Factary Atom: what makes it different (and quite probably better)?

A few people in various research forums have asked how Atom differs from other providers of network maps. I thought I’d run through a few of the key differences here.

First, Atom is a tailored service. Unlike other providers, which mainly if not exclusively offer subscription-only access to their database, in an Atom project we would work with you to identify your specific needs and then prepare a dataset to meet those needs. For example, we could provide a map showing the connections of your board, your most generous supporters or potential major prospects. We can provide you with online access to this map, along with a guide instructing you on how to use it. We provide a copy of the data gathered during the course of our research for you to import back into your database.
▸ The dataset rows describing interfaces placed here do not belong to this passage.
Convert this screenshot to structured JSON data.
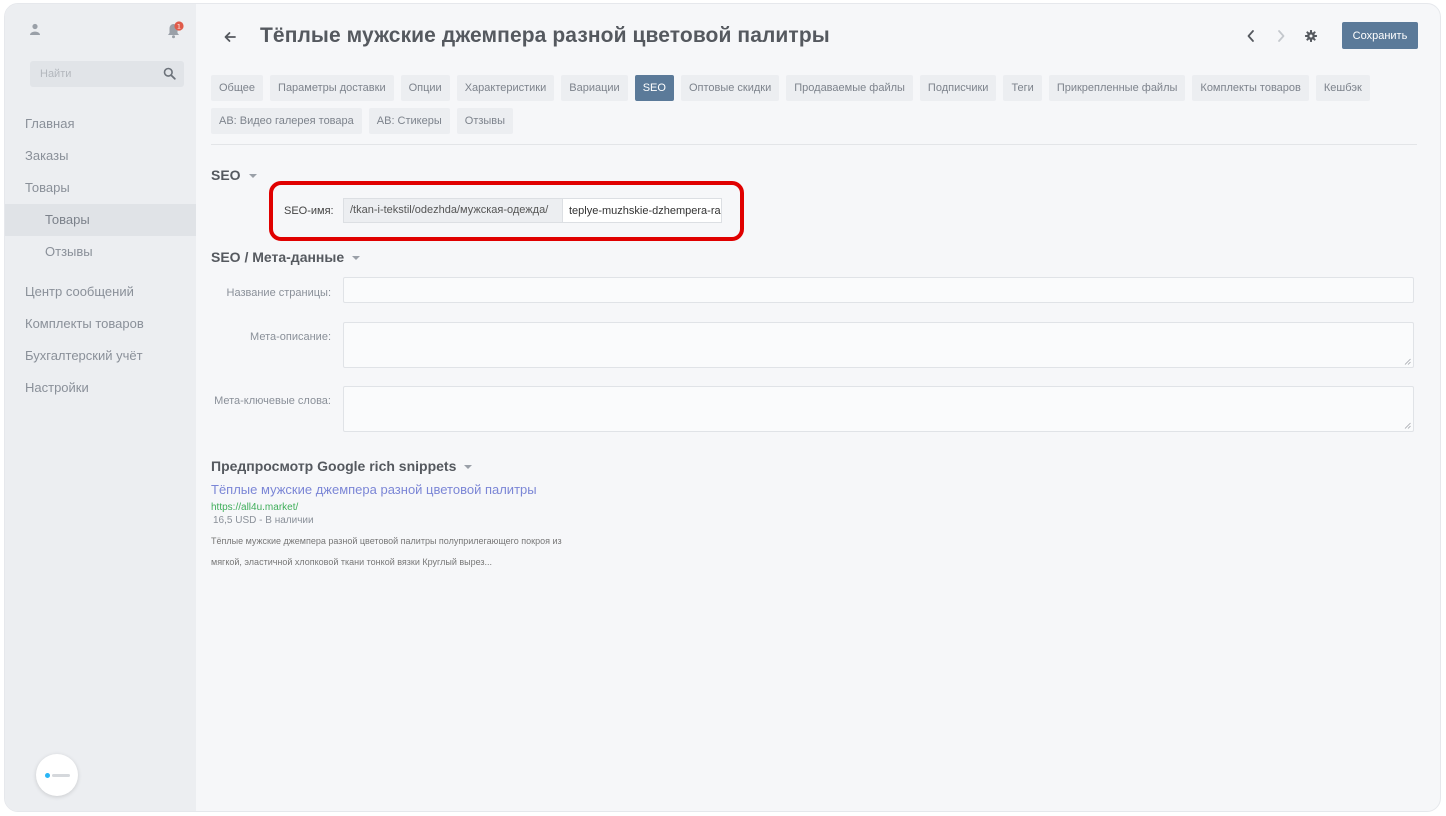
{
  "sidebar": {
    "notification_count": "1",
    "search_placeholder": "Найти",
    "items": [
      {
        "label": "Главная"
      },
      {
        "label": "Заказы"
      },
      {
        "label": "Товары"
      },
      {
        "label": "Товары"
      },
      {
        "label": "Отзывы"
      },
      {
        "label": "Центр сообщений"
      },
      {
        "label": "Комплекты товаров"
      },
      {
        "label": "Бухгалтерский учёт"
      },
      {
        "label": "Настройки"
      }
    ]
  },
  "header": {
    "title": "Тёплые мужские джемпера разной цветовой палитры",
    "save_label": "Сохранить"
  },
  "tabs": [
    "Общее",
    "Параметры доставки",
    "Опции",
    "Характеристики",
    "Вариации",
    "SEO",
    "Оптовые скидки",
    "Продаваемые файлы",
    "Подписчики",
    "Теги",
    "Прикрепленные файлы",
    "Комплекты товаров",
    "Кешбэк",
    "AB: Видео галерея товара",
    "AB: Стикеры",
    "Отзывы"
  ],
  "active_tab": "SEO",
  "seo": {
    "section_title": "SEO",
    "name_label": "SEO-имя:",
    "name_prefix": "/tkan-i-tekstil/odezhda/мужская-одежда/",
    "name_value": "teplye-muzhskie-dzhempera-ra"
  },
  "meta": {
    "section_title": "SEO / Мета-данные",
    "page_title_label": "Название страницы:",
    "page_title_value": "",
    "description_label": "Мета-описание:",
    "description_value": "",
    "keywords_label": "Мета-ключевые слова:",
    "keywords_value": ""
  },
  "preview": {
    "section_title": "Предпросмотр Google rich snippets",
    "title": "Тёплые мужские джемпера разной цветовой палитры",
    "url": "https://all4u.market/",
    "price": "16,5 USD - В наличии",
    "desc_line1": "Тёплые мужские джемпера разной цветовой палитры полуприлегающего покроя из",
    "desc_line2": "мягкой, эластичной хлопковой ткани тонкой вязки Круглый вырез..."
  },
  "colors": {
    "accent": "#5b7a99",
    "highlight": "#e00000",
    "snippet_title": "#7b86d6",
    "snippet_url": "#3fae5a"
  }
}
Finally, we are also able to provide a report drawing attention to any items of particular interest within your map.

Second, in contrast to many other network map providers we do not limit the information we gather to business positions only. We only use data from reliable sources (Companies House, Bureau van Dijk/DASH, Debrett’s People of Today and Who’s Who, to name a few) and do not ‘harvest’ unverifiable data from the internet. We also include information on individuals’ non-business positions – so any charitable affiliations, club or society memberships, social or family connections, leisure interests, and so on.

Third, we make use of more information that we gather to draw connections. Several other network map providers do include educational information on the people in its database – but I’m not certain whether they draw connections on that basis, which Atom certainly does. We also draw connections between people on the basis of shared leisure interests. This doesn’t indicate a real-world connection of course, but is immensely useful in strategising. In fact, since Atom is a tailored service we are in principle able to include any data available in the public domain within our maps.

The upshot of this is that our maps potentially present a more rounded picture of the individuals within it. A report we published earlier this year on the basis of the data gathered for Atom projects since its launch in 2011 showed that half of all connections discovered were on the basis of non-business positions. Given that non-profits often have different aims from businesses when using maps this additional data is, we feel, vital. For example should a map of your board show that one of them is connected to a trustee of a major grant-maker via a shared membership of a London club, this could form the basis of a useful point of access.

Finally, we use a method of showing connections between individuals that takes into account not only shared positions at an organisation but also the time spent at that organisation. If two people have spent time at the same company, but during non-overlapping periods, then there’s no true basis for saying a connection exists between them. Atom takes this information into account, drawing direct links between individuals only where they’ve spent overlapping years at an organisation.

Factary Director Martine Godefroid workshop at 9th AFF Conference

Martine Godefroid, Managing Director of Factary Europe, will be giving a workshop with Mélina Mercier, Director-General of the Fondation de l’UPMC, at the 9th Fundraising Conference of the L’Association Française des Fundraisers.


Événement phare du secteur de l’enseignement supérieur et de la recherche, cette conférence vous permet, une fois par an, d’être au cœur des enjeux du fundraising, de rencontrer un grand nombre de professionnels du secteur et de monter en expertise sur tous les sujets qui font votre quotidien. Quel que soit votre niveau, quelle que soit la taille de votre structure, vous pouvez être de la partie!

L’innovation, la créativité et le renouveau sont au cœur de vos métiers; ils seront également au centre de la 9ème édition de la conférence et des sessions qui y seront dispensées. Inspirez-vous des intervenants internationaux qui seront à l’honneur cette année et puisez des idées applicables dans votre structure! C’est un moment unique pour prendre la température du secteur, motiver vos équipes… et vous-même! Vous pourrez partager vos bonnes pratiques, vos succès mais aussi vos craintes et échanger avec vos pairs tout au long de la formation.